● **AIM OF THE TASK**
Below are records to be output exactly, every one of them.

● **SUPPLIED INFORMATION**
----
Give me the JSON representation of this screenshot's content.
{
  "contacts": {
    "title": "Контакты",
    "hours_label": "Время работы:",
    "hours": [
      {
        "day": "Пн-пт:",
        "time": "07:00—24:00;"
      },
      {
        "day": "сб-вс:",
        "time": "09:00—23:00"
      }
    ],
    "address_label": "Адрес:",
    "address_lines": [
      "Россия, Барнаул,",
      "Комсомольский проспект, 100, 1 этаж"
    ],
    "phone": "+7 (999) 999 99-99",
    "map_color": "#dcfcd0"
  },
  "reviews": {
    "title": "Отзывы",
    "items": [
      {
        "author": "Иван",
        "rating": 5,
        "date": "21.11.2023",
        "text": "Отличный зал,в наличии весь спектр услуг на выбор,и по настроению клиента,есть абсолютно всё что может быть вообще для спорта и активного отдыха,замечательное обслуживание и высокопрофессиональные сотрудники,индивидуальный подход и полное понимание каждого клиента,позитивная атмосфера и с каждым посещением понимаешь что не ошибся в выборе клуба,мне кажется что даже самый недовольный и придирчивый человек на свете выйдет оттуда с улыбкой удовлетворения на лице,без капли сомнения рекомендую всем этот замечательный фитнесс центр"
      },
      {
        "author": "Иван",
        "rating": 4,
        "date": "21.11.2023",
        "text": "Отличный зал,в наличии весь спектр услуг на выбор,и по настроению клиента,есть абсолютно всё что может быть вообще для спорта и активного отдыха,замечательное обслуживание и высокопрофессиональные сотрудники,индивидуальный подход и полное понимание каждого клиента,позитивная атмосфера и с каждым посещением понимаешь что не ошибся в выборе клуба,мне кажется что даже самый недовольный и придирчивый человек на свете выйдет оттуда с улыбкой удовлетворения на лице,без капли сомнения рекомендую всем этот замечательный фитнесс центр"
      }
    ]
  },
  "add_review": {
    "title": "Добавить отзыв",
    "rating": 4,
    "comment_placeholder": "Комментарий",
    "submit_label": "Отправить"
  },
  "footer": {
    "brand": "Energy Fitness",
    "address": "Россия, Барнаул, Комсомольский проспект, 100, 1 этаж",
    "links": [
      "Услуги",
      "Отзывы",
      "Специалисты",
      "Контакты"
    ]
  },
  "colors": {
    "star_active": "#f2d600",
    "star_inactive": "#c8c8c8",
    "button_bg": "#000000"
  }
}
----
● **YOUR RESPONSE**
Give me the JSON representation of this screenshot's content.
{
  "contacts": {
    "title": "Контакты",
    "hours_label": "Время работы:",
    "hours": [
      {
        "day": "Пн-пт:",
        "time": "07:00—24:00;"
      },
      {
        "day": "сб-вс:",
        "time": "09:00—23:00"
      }
    ],
    "address_label": "Адрес:",
    "address_lines": [
      "Россия, Барнаул,",
      "Комсомольский проспект, 100, 1 этаж"
    ],
    "phone": "+7 (999) 999 99-99",
    "map_color": "#dcfcd0"
  },
  "reviews": {
    "title": "Отзывы",
    "items": [
      {
        "author": "Иван",
        "rating": 5,
        "date": "21.11.2023",
        "text": "Отличный зал,в наличии весь спектр услуг на выбор,и по настроению клиента,есть абсолютно всё что может быть вообще для спорта и активного отдыха,замечательное обслуживание и высокопрофессиональные сотрудники,индивидуальный подход и полное понимание каждого клиента,позитивная атмосфера и с каждым посещением понимаешь что не ошибся в выборе клуба,мне кажется что даже самый недовольный и придирчивый человек на свете выйдет оттуда с улыбкой удовлетворения на лице,без капли сомнения рекомендую всем этот замечательный фитнесс центр"
      },
      {
        "author": "Иван",
        "rating": 4,
        "date": "21.11.2023",
        "text": "Отличный зал,в наличии весь спектр услуг на выбор,и по настроению клиента,есть абсолютно всё что может быть вообще для спорта и активного отдыха,замечательное обслуживание и высокопрофессиональные сотрудники,индивидуальный подход и полное понимание каждого клиента,позитивная атмосфера и с каждым посещением понимаешь что не ошибся в выборе клуба,мне кажется что даже самый недовольный и придирчивый человек на свете выйдет оттуда с улыбкой удовлетворения на лице,без капли сомнения рекомендую всем этот замечательный фитнесс центр"
      }
    ]
  },
  "add_review": {
    "title": "Добавить отзыв",
    "rating": 4,
    "comment_placeholder": "Комментарий",
    "submit_label": "Отправить"
  },
  "footer": {
    "brand": "Energy Fitness",
    "address": "Россия, Барнаул, Комсомольский проспект, 100, 1 этаж",
    "links": [
      "Услуги",
      "Отзывы",
      "Специалисты",
      "Контакты"
    ]
  },
  "colors": {
    "star_active": "#f2d600",
    "star_inactive": "#c8c8c8",
    "button_bg": "#000000"
  }
}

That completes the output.